The end of the growing season is approaching, but things are not slowing down in the field of phenology! We are proud to report that the number of records submitted to Nature's Notebook continues to grown exponentially - thanks to your efforts.  

Even the White House recognizes your success, as was apparent at the recent Open Science and Innovation forum and subsequent release of the Federal Crowdsourcing and Citizen Science Toolkit. Both highlighted Nature's Notebook and the high standard we all set for the involvement of the public in the collection of scientific data. Congratulations and thank you for your wonderful contributions to the program! 



What's new at Nature's Notebook and USA-NPN
New Federal Toolkit provides guidance for citizen science programs
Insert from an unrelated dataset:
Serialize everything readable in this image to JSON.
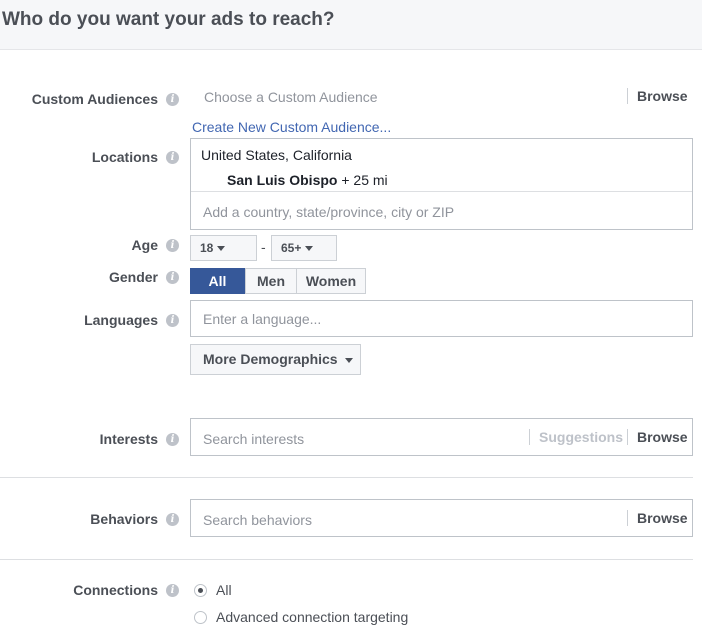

The recent Open Science and Innovation Forum at the White House launched the release of the Federal Crowdsourcing and Citizen Science Toolkit. The Toolkit provides guidance for Federal agencies to design, carry out, and manage citizen science projects. Nature's Notebook was highlighted in both the Forum and Toolkit as successful example of a citizen science program. 


Other notable events at the Forum included the announcement of a National Citizen Science Day, to take place on April 16, 2016, and the Crowdsourcing and Citizen Science Act of 2015, which removes ambiguity about whether an agency can use crowdsourcing techniques. Check out the mention of Nature's Notebook in John Holdren's opening remarks!


 Learn more »


Botany Primer is now available in hard copy!  


When we released the Botany Primer online last spring, we asked you whether you would like to have the Primer available for purchase in printed form. The reply was overwhelmingly "yes!" 


You can now purchase the Primer in spiral-bound, printed form for $24.99, which includes shipping and handling (USA-NPN makes no profit). Groups should keep in mind that ordering multiple copies saves on shipping and handling costs. And of course you can always download a free PDF copy!


Purchase the Primer » 


What patterns did 2015 reveal?

If you missed the Year-end webinar, you can still learn about the patterns revealed in your data this year. This year we saw a strong climatic dipole, with the western US experiencing record hot and dry temperatures while the east remained relatively cool. 

This was reflected in your observations of campaign species such as quaking aspen, which broke bud earlier in the west than the east, as well as bumblebees, which appeared earlier in the spring in the west than the east.  

Recent happenings in the field of phenology
Photo: Kreg Steppe, Flickr
California pistachios are shooting blanks

Pistachio growers know that they can expect about 10 percent of their nuts to be "blanks" each year, where the nuts do not produce fruits. But this year, as much as 50 percent of the pistachio crop could be blanks. 

As this story on NPR tells us, it turns out that like many trees, pistachios have chilling requirements - they need certain minimum temperatures for the female and male trees to bloom and pollinate. When they don't get their required chilling, the male trees bloom and release their pollen after the female trees have bloomed, resulting in a missed a pollination opportunity and empty nut shells. 

Learn more »


Increasing winter temperatures and rainfall cause shifts in phenology in California

The California Phenology Project, a partner of the USA-NPN, began in 2010 collecting observations of leaf budding, flowering, fruiting and leaf drop in California plant speces. These observations were compared with climate variables such as temperature and rainfall in a recent article in Ecosphere

The authors were able to detect variability in phenology across California for the four plant species studied. Generally, precipitation strongly influenced leaf phenology, while both precipitation and temperature were important for flower and fruit phenology. This study also tested data collection methods by volunteers and National Park Service staff using Nature's Notebook, and demonstrates the usefulness of data collected by trained volunteers.   

More ways to get involved
Fun and informative blog on phenology

The Temporal Ecology blog from Phenologist Dr. Lizzie Wolkovich's lab highlights phenology activities at the Arnold Arboretum in MA. The blog also includes stories and adventures in phenology observations from the lab participants. Check out the video showing time lapse of a Hibiscus flower opening, and challenge yourself and your group members to figure out when on the video you can first see 'open flowers'! 

Learn more »


Does your project monitor restoration in the Northwest?

If so, consider submitting an abstract for the Society for Ecological Restoration's Northwest Region Conference next year. One of the themes this year is restoration in the context of climate change. The conference will take place April 4-8, 2016 in Portland, OR and abstracts are due December 31. 

Learn more »


Especially for Local Phenology Leaders
New Resource page for groups

We've compiled the resources available to our Local Phenology Projects based on your most frequently asked questions. You can now easily find editable workshop materials, templates and logos, plant tag ideas, phenology videos and webinar recordings.


Learn more » 

It's not too late celebrate Phenology Days!

We encourage you to celebrate all things phenology during the month of October! We will be hosting a variety of fun phenology events around the Tucson area from October 16-24, which can give you ideas for your own events. 


Create your own phenology festivities, and share your pictures on Instagram or Twitter with #phenoweek2015.  


Learn more » 



Erin Posthumus 
Outreach Coordinator
 LoriAnne head shot
LoriAnne Barnett
Education Coordinator